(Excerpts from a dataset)

━━━━━━━━

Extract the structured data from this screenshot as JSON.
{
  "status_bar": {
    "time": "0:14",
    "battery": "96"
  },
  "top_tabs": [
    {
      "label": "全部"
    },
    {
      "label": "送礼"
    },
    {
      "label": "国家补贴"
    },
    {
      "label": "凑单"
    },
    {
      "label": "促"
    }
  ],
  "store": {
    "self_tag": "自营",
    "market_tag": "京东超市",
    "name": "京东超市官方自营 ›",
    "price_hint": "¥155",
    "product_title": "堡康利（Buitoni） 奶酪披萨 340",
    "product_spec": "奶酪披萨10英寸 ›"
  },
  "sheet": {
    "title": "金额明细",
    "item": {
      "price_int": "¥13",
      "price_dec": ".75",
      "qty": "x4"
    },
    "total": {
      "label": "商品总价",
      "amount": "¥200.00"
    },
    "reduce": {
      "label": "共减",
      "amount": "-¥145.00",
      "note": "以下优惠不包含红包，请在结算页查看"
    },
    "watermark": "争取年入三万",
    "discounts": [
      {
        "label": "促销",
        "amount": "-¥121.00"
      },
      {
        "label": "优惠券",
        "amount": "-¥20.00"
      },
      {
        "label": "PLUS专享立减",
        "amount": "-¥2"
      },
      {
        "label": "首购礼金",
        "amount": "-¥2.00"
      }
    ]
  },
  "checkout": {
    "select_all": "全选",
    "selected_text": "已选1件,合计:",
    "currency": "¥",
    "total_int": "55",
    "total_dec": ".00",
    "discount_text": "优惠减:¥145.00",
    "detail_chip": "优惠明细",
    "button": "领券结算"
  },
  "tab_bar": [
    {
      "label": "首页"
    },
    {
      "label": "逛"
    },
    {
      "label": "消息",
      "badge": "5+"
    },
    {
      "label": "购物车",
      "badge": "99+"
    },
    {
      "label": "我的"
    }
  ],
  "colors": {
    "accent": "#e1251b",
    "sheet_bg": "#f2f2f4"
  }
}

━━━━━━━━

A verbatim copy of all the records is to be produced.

| SOLUTION FOR THIS TASK |
Extract the structured data from this screenshot as JSON.
{
  "status_bar": {
    "time": "0:14",
    "battery": "96"
  },
  "top_tabs": [
    {
      "label": "全部"
    },
    {
      "label": "送礼"
    },
    {
      "label": "国家补贴"
    },
    {
      "label": "凑单"
    },
    {
      "label": "促"
    }
  ],
  "store": {
    "self_tag": "自营",
    "market_tag": "京东超市",
    "name": "京东超市官方自营 ›",
    "price_hint": "¥155",
    "product_title": "堡康利（Buitoni） 奶酪披萨 340",
    "product_spec": "奶酪披萨10英寸 ›"
  },
  "sheet": {
    "title": "金额明细",
    "item": {
      "price_int": "¥13",
      "price_dec": ".75",
      "qty": "x4"
    },
    "total": {
      "label": "商品总价",
      "amount": "¥200.00"
    },
    "reduce": {
      "label": "共减",
      "amount": "-¥145.00",
      "note": "以下优惠不包含红包，请在结算页查看"
    },
    "watermark": "争取年入三万",
    "discounts": [
      {
        "label": "促销",
        "amount": "-¥121.00"
      },
      {
        "label": "优惠券",
        "amount": "-¥20.00"
      },
      {
        "label": "PLUS专享立减",
        "amount": "-¥2"
      },
      {
        "label": "首购礼金",
        "amount": "-¥2.00"
      }
    ]
  },
  "checkout": {
    "select_all": "全选",
    "selected_text": "已选1件,合计:",
    "currency": "¥",
    "total_int": "55",
    "total_dec": ".00",
    "discount_text": "优惠减:¥145.00",
    "detail_chip": "优惠明细",
    "button": "领券结算"
  },
  "tab_bar": [
    {
      "label": "首页"
    },
    {
      "label": "逛"
    },
    {
      "label": "消息",
      "badge": "5+"
    },
    {
      "label": "购物车",
      "badge": "99+"
    },
    {
      "label": "我的"
    }
  ],
  "colors": {
    "accent": "#e1251b",
    "sheet_bg": "#f2f2f4"
  }
}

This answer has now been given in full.